Risk factors associated with severe hypoglycemia in type II diabetes were elderly, insulin therapy, cirrhosis, previous cerebrovascular disease, lack of standard diabetic care and team approach. Self-monitoring of blood glucose and individual case management should be considered in those with previous hypoglycemic events.Read more
Exercise rehabilitation has traditionally been part of the management of patients with coronary artery disease, particularly in the recovery period from a myocardial infarction or after coronary artery bypass surgery. The benefits of exercise training and formal rehabilitation programs are not limited to patients with coronary artery disease, and special populations described in this article should be considered for rehabilitation services. Patients with PAD are frequently severely limited by claudication pain. Exercise rehabilitation is an effective means to improve exercise performance without the use of drugs or operation. In patients with NIDDM, an exercise program not only improves exercise performance (which is impaired as compared with age-matched controls) but also improves glucose metabolism and insulin sensitivity. Patients with left ventricular dysfunction have a severely limited peak exercise performance. In these patients, an exercise program can be conducted safely in a supervised setting and will result in a significant improvement in peak oxygen consumption.Read more
The incidence of type 2 diabetes mellitus is rising.
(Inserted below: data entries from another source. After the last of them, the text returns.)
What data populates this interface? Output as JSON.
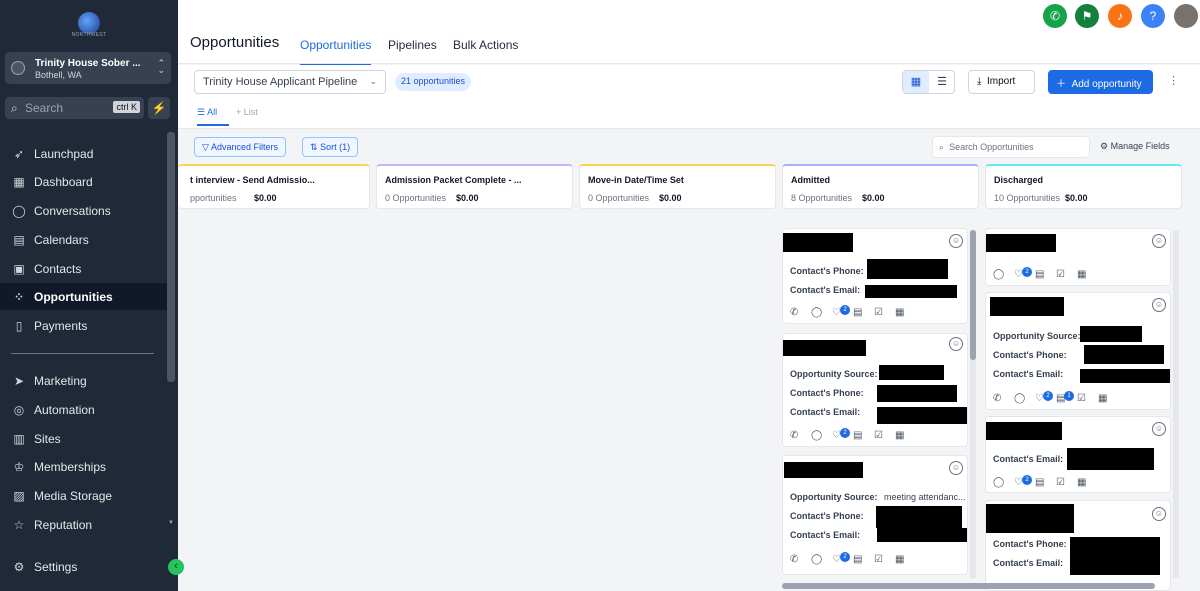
{
  "brand": {
    "logo_text": "NORTHWEST"
  },
  "account": {
    "name": "Trinity House Sober ...",
    "location": "Bothell, WA"
  },
  "search": {
    "placeholder": "Search",
    "shortcut": "ctrl K"
  },
  "nav": [
    {
      "label": "Launchpad",
      "icon": "rocket-icon"
    },
    {
      "label": "Dashboard",
      "icon": "dashboard-icon"
    },
    {
      "label": "Conversations",
      "icon": "chat-icon"
    },
    {
      "label": "Calendars",
      "icon": "calendar-icon"
    },
    {
      "label": "Contacts",
      "icon": "contacts-icon"
    },
    {
      "label": "Opportunities",
      "icon": "opportunities-icon",
      "active": true
    },
    {
      "label": "Payments",
      "icon": "payments-icon"
    },
    {
      "label": "Marketing",
      "icon": "send-icon"
    },
    {
      "label": "Automation",
      "icon": "automation-icon"
    },
    {
      "label": "Sites",
      "icon": "sites-icon"
    },
    {
      "label": "Memberships",
      "icon": "memberships-icon"
    },
    {
      "label": "Media Storage",
      "icon": "image-icon"
    },
    {
      "label": "Reputation",
      "icon": "star-icon"
    },
    {
      "label": "Settings",
      "icon": "gear-icon"
    }
  ],
  "header": {
    "title": "Opportunities",
    "tabs": [
      "Opportunities",
      "Pipelines",
      "Bulk Actions"
    ]
  },
  "toolbar": {
    "pipeline": "Trinity House Applicant Pipeline",
    "count": "21 opportunities",
    "import_label": "Import",
    "add_label": "Add opportunity",
    "subtabs": [
      "All",
      "List"
    ],
    "advanced_filters": "Advanced Filters",
    "sort": "Sort (1)",
    "search_placeholder": "Search Opportunities",
    "manage_fields": "Manage Fields"
  },
  "columns": [
    {
      "title": "t interview - Send Admissio...",
      "count": "pportunities",
      "value": "$0.00",
      "accent": "#fcd34d"
    },
    {
      "title": "Admission Packet Complete - ...",
      "count": "0 Opportunities",
      "value": "$0.00",
      "accent": "#c4b5fd"
    },
    {
      "title": "Move-in Date/Time Set",
      "count": "0 Opportunities",
      "value": "$0.00",
      "accent": "#fcd34d"
    },
    {
      "title": "Admitted",
      "count": "8 Opportunities",
      "value": "$0.00",
      "accent": "#a5b4fc"
    },
    {
      "title": "Discharged",
      "count": "10 Opportunities",
      "value": "$0.00",
      "accent": "#67e8f9"
    }
  ],
  "cards": {
    "labels": {
      "phone": "Contact's Phone:",
      "email": "Contact's Email:",
      "source": "Opportunity Source:"
    },
    "source_value": "meeting attendanc...",
    "badge": "2",
    "badge2": "1"
  },
  "colors": {
    "primary": "#1d6ae5",
    "sidebar": "#1f2937",
    "success": "#22c55e",
    "warning": "#f97316"
  }
}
It presently affects more than 150 million people worldwide, and 7.5% of the population of Europe suffer from this disease. This is partially explained by an increase in the prevalence of obesity. Less than 10% of the diabetic patients achieve appropriate control of their illness. For over a decade, it has been observed that the resolution of type 2 diabetes is an additional outcome of surgical treatment of morbid obesity. Moreover, it has unequivocally been shown that, postoperatively, diabetes-related morbidity and mortality have significantly declined. This improvement in diabetes control is long lasting, and was well documented postoperatively for at least 16 years. Two procedures, the Roux-en-Y gastric bypass (RYGB) and the biliopancreatic diversion (BPD), are more effective treatments for diabetes than other procedures. They are followed by normalization of concentrations of plasma glucose, insulin and glycosylated hemoglobin in 80-100% of morbidly obese patients. Studies have shown that results return to euglycemia and normal insulin levels occur within days after surgery, long before any significant weight loss occurs. This fact suggests that weight loss alone is not a sufficient explanation for this improvement. Other possible mechanisms effective in this phenomenon are decreased food intake, partial malabsorption of nutrients, and anatomical alteration of the gastrointestinal tract, that incites changes in the incretin system, which in turn, affect glucose balance. Better understanding of those mechanisms may lead to the discovery of new treatment modalities for diabetes and obesity.Read more